OUJDA- Until three months ago, petrol smuggling literally drove Morocco's neglected eastern region, where the subsidised liquid smuggled in from Algeria fuelled the local economy.
OUJDA- Until three months ago, petrol smuggling literally drove Morocco’s neglected eastern region, where the subsidised liquid smuggled in from Algeria fuelled the local economy.
But in June, Algiers took drastic measures to curtail the illegal trade, clamping down on traffic across its border with Morocco, which has officially been closed since 1994.
“Since the Algerians shut the border my car hasn’t budged,” one Moroccan resident of the area told AFP.
The unofficial cross-border movement of people and goods has long been a feature of daily life here, with members of the same families living either side of the divide and much money to be made from contraband.
Algiers beefed up its border controls in a bid to stem the haemorrhaging of cheap Algerian fuel, through which the state was losing $1.3 billion a year, according to energy ministry figures.
Before the clampdown, some 600,000 cars were estimated to be running on Algerian fuel smuggled into neighbouring countries, notably Morocco.
It remains unclear what prompted the move by Algiers, although it coincided with an outburst of particularly hostile rhetoric from senior officials in both countries.
In energy-rich Algeria, petrol and diesel cost as little as 23 dinars (0.23 euros) and 13.4 dinars (0.13 euros) a litre respectively.
By contrast, its western neighbour and regional arch-rival imports virtually all its energy needs, with motorists paying more than one euro for a litre of petrol.
So the Algiers move had serious implications for the Oriental region of Morocco, as it is known, with its population of more than two million.
“My car carried up to one tonne of diesel, two or three times a week. Today it’s good for nothing,” complained one man in his 30s, sipping tea near the Zouj-Bghal border post.
Since acceding to the throne in 1999, King Mohamed VI has sought to promote development in the remote region, launching projects from factories to infrastructure, including a motorway connecting Oujda to the capital Rabat, 520 kilometres (320 miles) away.
But decades of neglect and its remote location, far from Morocco’s commercial centres on the Atlantic coast, have made the region heavily dependent on covert trade — and remittances from Moroccans living abroad.
The first painful consequence of Algeria’s new policy was a jump in contraband fuel prices, 30-litre cans of diesel nearly tripling in price and fares charged by the ubiquitous white Mercedes taxis rising with it, by 20 percent.
“We are fed up with this situation. One day we’re going to take over the streets with our cars and block everything,” said Fathi Miri, one of thousands of taxi drivers now struggling to survive.
Because of the reinforced border controls, and ditches that smugglers say have been dug by the Algerian authorities since June, the only viable way to haul goods across the border now is by donkey.

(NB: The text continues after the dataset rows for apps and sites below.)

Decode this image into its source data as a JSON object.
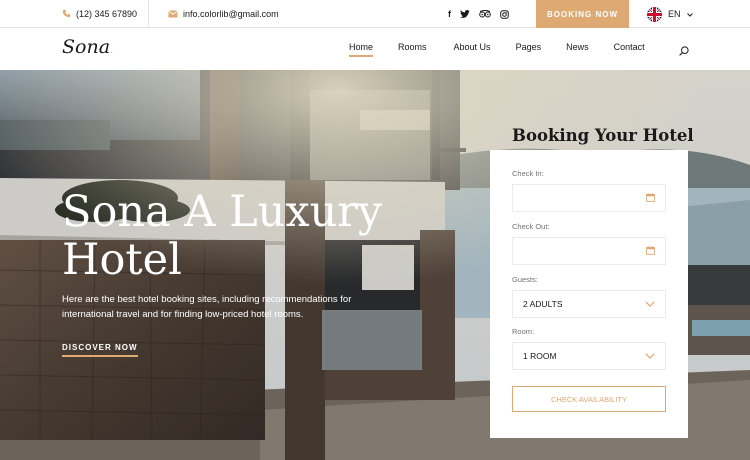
{
  "topbar": {
    "phone": "(12) 345 67890",
    "email": "info.colorlib@gmail.com",
    "booking_button": "BOOKING NOW",
    "language": "EN"
  },
  "header": {
    "logo": "Sona",
    "nav": [
      {
        "label": "Home",
        "active": true
      },
      {
        "label": "Rooms"
      },
      {
        "label": "About Us"
      },
      {
        "label": "Pages"
      },
      {
        "label": "News"
      },
      {
        "label": "Contact"
      }
    ]
  },
  "hero": {
    "title": "Sona A Luxury Hotel",
    "description": "Here are the best hotel booking sites, including recommendations for international travel and for finding low-priced hotel rooms.",
    "cta": "DISCOVER NOW"
  },
  "booking": {
    "title": "Booking Your Hotel",
    "check_in_label": "Check In:",
    "check_out_label": "Check Out:",
    "guests_label": "Guests:",
    "guests_value": "2 ADULTS",
    "room_label": "Room:",
    "room_value": "1 ROOM",
    "submit": "CHECK AVAILABILITY"
  },
  "colors": {
    "accent": "#dfa974",
    "text": "#19191a"
  },
  "icons": [
    "phone-icon",
    "mail-icon",
    "facebook-icon",
    "twitter-icon",
    "tripadvisor-icon",
    "instagram-icon",
    "uk-flag-icon",
    "chevron-down-icon",
    "search-icon",
    "calendar-icon"
  ]
}
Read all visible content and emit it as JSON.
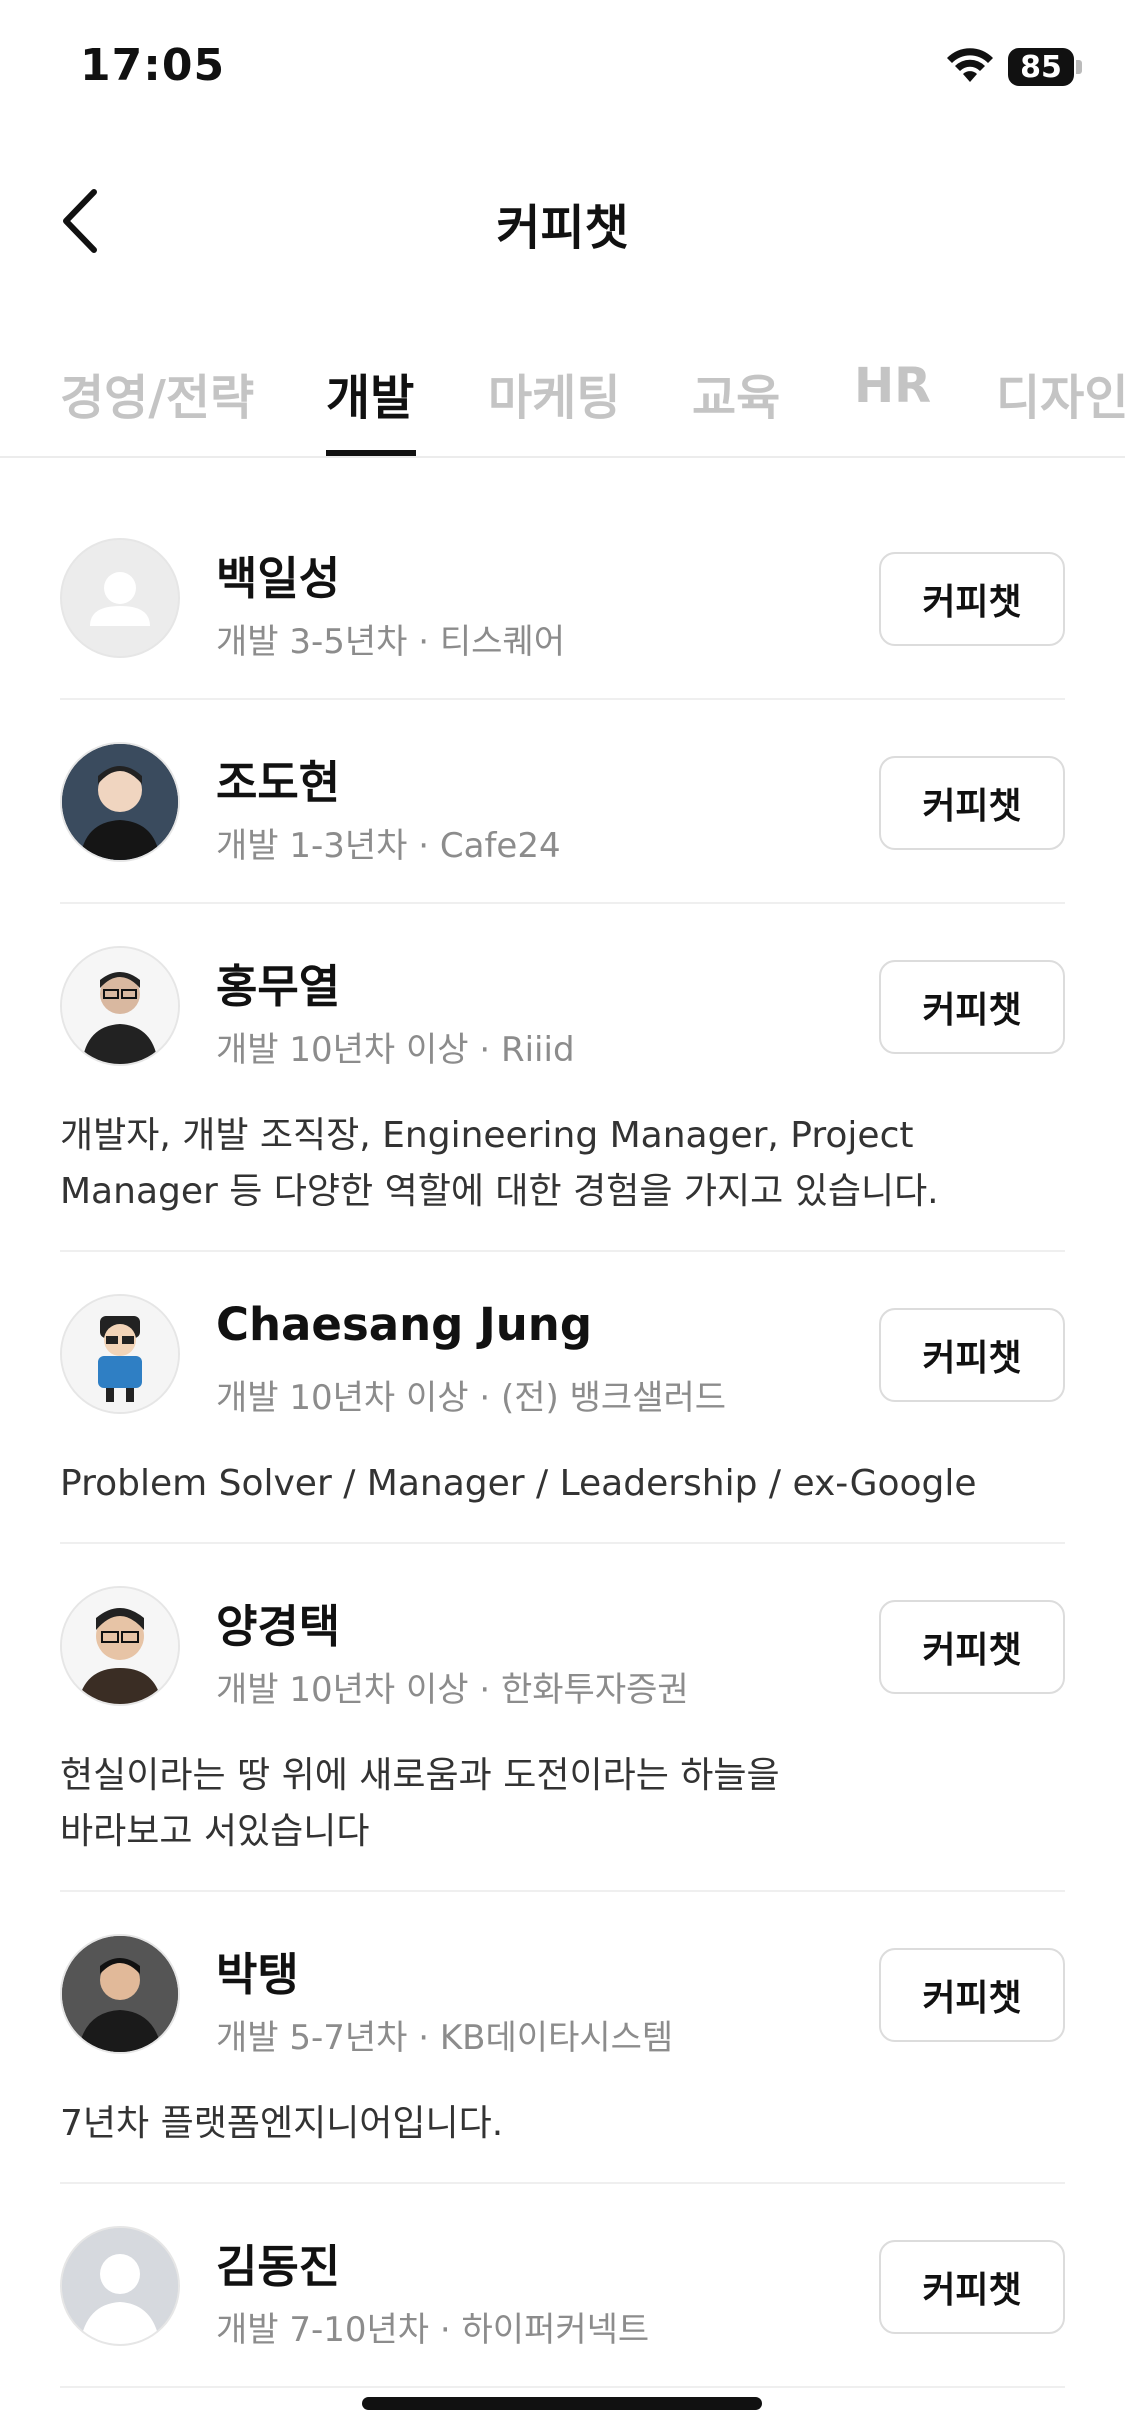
{
  "status": {
    "time": "17:05",
    "battery": "85"
  },
  "nav": {
    "title": "커피챗"
  },
  "tabs": [
    {
      "label": "경영/전략"
    },
    {
      "label": "개발"
    },
    {
      "label": "마케팅"
    },
    {
      "label": "교육"
    },
    {
      "label": "HR"
    },
    {
      "label": "디자인"
    }
  ],
  "active_tab": "개발",
  "people": [
    {
      "name": "백일성",
      "meta": "개발 3-5년차 · 티스퀘어",
      "button": "커피챗",
      "description": ""
    },
    {
      "name": "조도현",
      "meta": "개발 1-3년차 · Cafe24",
      "button": "커피챗",
      "description": ""
    },
    {
      "name": "홍무열",
      "meta": "개발 10년차 이상 · Riiid",
      "button": "커피챗",
      "description_lines": [
        "개발자, 개발 조직장, Engineering Manager, Project",
        "Manager 등 다양한 역할에 대한 경험을 가지고 있습니다."
      ]
    },
    {
      "name": "Chaesang Jung",
      "meta": "개발 10년차 이상 · (전) 뱅크샐러드",
      "button": "커피챗",
      "description_lines": [
        "Problem Solver / Manager / Leadership / ex-Google"
      ]
    },
    {
      "name": "양경택",
      "meta": "개발 10년차 이상 · 한화투자증권",
      "button": "커피챗",
      "description_lines": [
        "현실이라는 땅 위에 새로움과 도전이라는 하늘을",
        "바라보고 서있습니다"
      ]
    },
    {
      "name": "박탱",
      "meta": "개발 5-7년차 · KB데이타시스템",
      "button": "커피챗",
      "description_lines": [
        "7년차 플랫폼엔지니어입니다."
      ]
    },
    {
      "name": "김동진",
      "meta": "개발 7-10년차 · 하이퍼커넥트",
      "button": "커피챗",
      "description": ""
    }
  ],
  "colors": {
    "accent": "#111111",
    "muted": "#8c8c8c",
    "tab_inactive": "#c4c4c4",
    "divider": "#efefef"
  }
}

Loaded with jerrycans, the pack animals travel after dusk in their hundreds, through olive groves and along steep winding paths that they follow instinctively, transporting their precious cargo.
But it can be a dangerous journey.
“The Algerian army recently fired at some donkeys and killed them. Fortunately they were unaccompanied on the Algerian side,” said one Moroccan living near the border.
But given the new challenges to transporting fuel, some smugglers have turned to people trafficking.
“I help Moroccans into Algeria and Algerians into Morocco,” said one.
“I get 300 dirhams (28 euros) for each client transported across the border. But with the onset of winter, there will be no one,” he added.
Until Algeria tightened its border controls, more than 18,000 people lived off fuel smuggling, said Hassan Ammari of the Moroccan Association for Human Rights (AMDH), who questions what they will do now.
As a stopgap measure, the Moroccan government is sending around 700 tonnes of fuel to the region daily.
But this is a drop in the ocean, compared with the 300,000 tonnes that used to arrive from Algeria, said Mohamed Benkaddor, president of the region’s consumer protection association.
“Cooperation between our two countries is necessary, whatever the differences,” Aftati said.
However, this view does not seem to resonate in Algeria, where government officials earlier this month hailed the clampdown on smuggling, saying it was starting to “bear fruit”.